• What the task requires
Go through the listing and write out all of it exactly.
[[ Source material open ]]
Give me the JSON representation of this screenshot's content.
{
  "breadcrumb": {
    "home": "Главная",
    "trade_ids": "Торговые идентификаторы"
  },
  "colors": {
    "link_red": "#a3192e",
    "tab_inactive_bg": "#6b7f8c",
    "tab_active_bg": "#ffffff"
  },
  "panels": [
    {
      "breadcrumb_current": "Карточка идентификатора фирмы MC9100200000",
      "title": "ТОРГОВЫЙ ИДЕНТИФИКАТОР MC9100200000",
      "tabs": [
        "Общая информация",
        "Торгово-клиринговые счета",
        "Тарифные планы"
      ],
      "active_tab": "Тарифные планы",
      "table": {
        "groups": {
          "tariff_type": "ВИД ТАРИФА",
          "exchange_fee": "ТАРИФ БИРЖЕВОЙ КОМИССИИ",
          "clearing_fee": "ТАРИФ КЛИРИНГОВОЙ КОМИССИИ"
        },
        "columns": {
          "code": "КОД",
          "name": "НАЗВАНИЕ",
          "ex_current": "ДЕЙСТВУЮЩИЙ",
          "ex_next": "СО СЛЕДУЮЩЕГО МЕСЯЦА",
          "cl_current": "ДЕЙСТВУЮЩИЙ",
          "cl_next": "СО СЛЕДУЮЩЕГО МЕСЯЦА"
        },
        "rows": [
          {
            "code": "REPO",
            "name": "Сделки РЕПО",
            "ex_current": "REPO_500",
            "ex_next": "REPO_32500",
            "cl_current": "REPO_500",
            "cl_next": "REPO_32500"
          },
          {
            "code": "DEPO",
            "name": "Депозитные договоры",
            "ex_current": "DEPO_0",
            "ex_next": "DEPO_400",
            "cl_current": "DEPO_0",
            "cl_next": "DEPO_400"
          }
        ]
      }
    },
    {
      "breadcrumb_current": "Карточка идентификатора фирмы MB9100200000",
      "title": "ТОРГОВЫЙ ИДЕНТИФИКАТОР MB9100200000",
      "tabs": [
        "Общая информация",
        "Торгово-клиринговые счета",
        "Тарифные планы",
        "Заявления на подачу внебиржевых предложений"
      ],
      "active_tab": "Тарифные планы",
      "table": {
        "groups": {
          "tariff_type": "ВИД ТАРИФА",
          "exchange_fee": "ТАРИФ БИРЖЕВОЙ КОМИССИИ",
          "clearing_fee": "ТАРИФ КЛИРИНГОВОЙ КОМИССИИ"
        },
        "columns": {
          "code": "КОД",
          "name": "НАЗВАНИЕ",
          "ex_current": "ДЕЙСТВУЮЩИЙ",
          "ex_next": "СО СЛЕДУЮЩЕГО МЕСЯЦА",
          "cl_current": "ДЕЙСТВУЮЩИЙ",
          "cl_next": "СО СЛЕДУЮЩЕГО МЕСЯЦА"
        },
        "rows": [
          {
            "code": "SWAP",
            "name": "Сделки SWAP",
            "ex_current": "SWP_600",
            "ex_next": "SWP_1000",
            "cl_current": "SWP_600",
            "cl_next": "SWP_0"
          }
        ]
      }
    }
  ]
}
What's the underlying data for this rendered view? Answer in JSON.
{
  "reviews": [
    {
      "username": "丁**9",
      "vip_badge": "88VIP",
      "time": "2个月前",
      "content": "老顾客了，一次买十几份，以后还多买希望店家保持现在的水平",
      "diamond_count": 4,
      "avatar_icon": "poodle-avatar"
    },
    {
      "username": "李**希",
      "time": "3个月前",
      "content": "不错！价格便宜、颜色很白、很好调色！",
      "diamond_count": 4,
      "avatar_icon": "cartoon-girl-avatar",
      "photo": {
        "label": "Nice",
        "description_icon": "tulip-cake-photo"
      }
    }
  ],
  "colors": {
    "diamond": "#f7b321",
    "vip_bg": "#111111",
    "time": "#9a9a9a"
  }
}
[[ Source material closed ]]
• Answer to this task
Give me the JSON representation of this screenshot's content.
{
  "breadcrumb": {
    "home": "Главная",
    "trade_ids": "Торговые идентификаторы"
  },
  "colors": {
    "link_red": "#a3192e",
    "tab_inactive_bg": "#6b7f8c",
    "tab_active_bg": "#ffffff"
  },
  "panels": [
    {
      "breadcrumb_current": "Карточка идентификатора фирмы MC9100200000",
      "title": "ТОРГОВЫЙ ИДЕНТИФИКАТОР MC9100200000",
      "tabs": [
        "Общая информация",
        "Торгово-клиринговые счета",
        "Тарифные планы"
      ],
      "active_tab": "Тарифные планы",
      "table": {
        "groups": {
          "tariff_type": "ВИД ТАРИФА",
          "exchange_fee": "ТАРИФ БИРЖЕВОЙ КОМИССИИ",
          "clearing_fee": "ТАРИФ КЛИРИНГОВОЙ КОМИССИИ"
        },
        "columns": {
          "code": "КОД",
          "name": "НАЗВАНИЕ",
          "ex_current": "ДЕЙСТВУЮЩИЙ",
          "ex_next": "СО СЛЕДУЮЩЕГО МЕСЯЦА",
          "cl_current": "ДЕЙСТВУЮЩИЙ",
          "cl_next": "СО СЛЕДУЮЩЕГО МЕСЯЦА"
        },
        "rows": [
          {
            "code": "REPO",
            "name": "Сделки РЕПО",
            "ex_current": "REPO_500",
            "ex_next": "REPO_32500",
            "cl_current": "REPO_500",
            "cl_next": "REPO_32500"
          },
          {
            "code": "DEPO",
            "name": "Депозитные договоры",
            "ex_current": "DEPO_0",
            "ex_next": "DEPO_400",
            "cl_current": "DEPO_0",
            "cl_next": "DEPO_400"
          }
        ]
      }
    },
    {
      "breadcrumb_current": "Карточка идентификатора фирмы MB9100200000",
      "title": "ТОРГОВЫЙ ИДЕНТИФИКАТОР MB9100200000",
      "tabs": [
        "Общая информация",
        "Торгово-клиринговые счета",
        "Тарифные планы",
        "Заявления на подачу внебиржевых предложений"
      ],
      "active_tab": "Тарифные планы",
      "table": {
        "groups": {
          "tariff_type": "ВИД ТАРИФА",
          "exchange_fee": "ТАРИФ БИРЖЕВОЙ КОМИССИИ",
          "clearing_fee": "ТАРИФ КЛИРИНГОВОЙ КОМИССИИ"
        },
        "columns": {
          "code": "КОД",
          "name": "НАЗВАНИЕ",
          "ex_current": "ДЕЙСТВУЮЩИЙ",
          "ex_next": "СО СЛЕДУЮЩЕГО МЕСЯЦА",
          "cl_current": "ДЕЙСТВУЮЩИЙ",
          "cl_next": "СО СЛЕДУЮЩЕГО МЕСЯЦА"
        },
        "rows": [
          {
            "code": "SWAP",
            "name": "Сделки SWAP",
            "ex_current": "SWP_600",
            "ex_next": "SWP_1000",
            "cl_current": "SWP_600",
            "cl_next": "SWP_0"
          }
        ]
      }
    }
  ]
}
What's the underlying data for this rendered view? Answer in JSON.
{
  "reviews": [
    {
      "username": "丁**9",
      "vip_badge": "88VIP",
      "time": "2个月前",
      "content": "老顾客了，一次买十几份，以后还多买希望店家保持现在的水平",
      "diamond_count": 4,
      "avatar_icon": "poodle-avatar"
    },
    {
      "username": "李**希",
      "time": "3个月前",
      "content": "不错！价格便宜、颜色很白、很好调色！",
      "diamond_count": 4,
      "avatar_icon": "cartoon-girl-avatar",
      "photo": {
        "label": "Nice",
        "description_icon": "tulip-cake-photo"
      }
    }
  ],
  "colors": {
    "diamond": "#f7b321",
    "vip_bg": "#111111",
    "time": "#9a9a9a"
  }
}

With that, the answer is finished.